WELL they were going to make sure patrons got the message, weren’t they?
It had the tango, the charleston, the foxtrot, as well as mystery and romance.
There is all the brio here of the great Broadway showman George M Cohan himself - whose show Little Nellie Kelly had originally been.
I love this.

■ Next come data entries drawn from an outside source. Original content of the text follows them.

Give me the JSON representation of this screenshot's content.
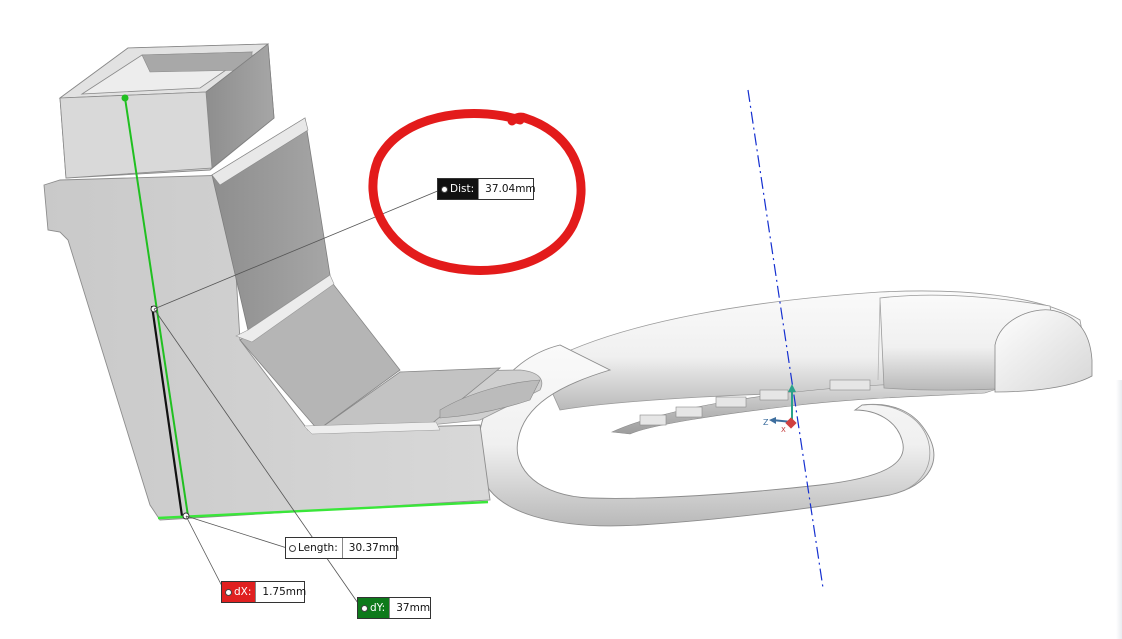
{
  "viewport": {
    "name": "3d-model-view",
    "annotation_color": "#e31b1b",
    "selection_color": "#20c020",
    "axis_color": "#1530d0"
  },
  "measurements": {
    "dist": {
      "label": "Dist:",
      "value": "37.04mm",
      "color": "#111111"
    },
    "length": {
      "label": "Length:",
      "value": "30.37mm",
      "color": "#ffffff"
    },
    "dx": {
      "label": "dX:",
      "value": "1.75mm",
      "color": "#e02020"
    },
    "dy": {
      "label": "dY:",
      "value": "37mm",
      "color": "#0e7a1b"
    }
  },
  "triad": {
    "z_label": "Z",
    "x_label": "X"
  }
}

It’s another picture from the small collection given me by a reader, which were taken by a South Shields photographer, the late James Cleet.
This is the King Street entrance to the old Empire Theatre in the town.
I’m not sure of the date, but Cohan’s show was on Broadway in 1922-1923, so presumably crossed the Atlantic a year or two later.
Little Nellie Kelly was a musical comedy about family conflict that bridged Ireland and the US.
It became better known years later, in about 1940, as a film starring Judy Garland.
There is a very smartly-dressed man standing to the left of the entrance to the stalls, and a note attached suggests this was the theatre manager, Captain Nicholls, about whom I really can’t tell you anything.
I’ve been looking to see who the star of Little Nellie Kelly was here, but there’s nothing to say.
The producers, MacDonald and Young, however, appear to have had their own touring musical comedy company.
Perhaps someone knows more.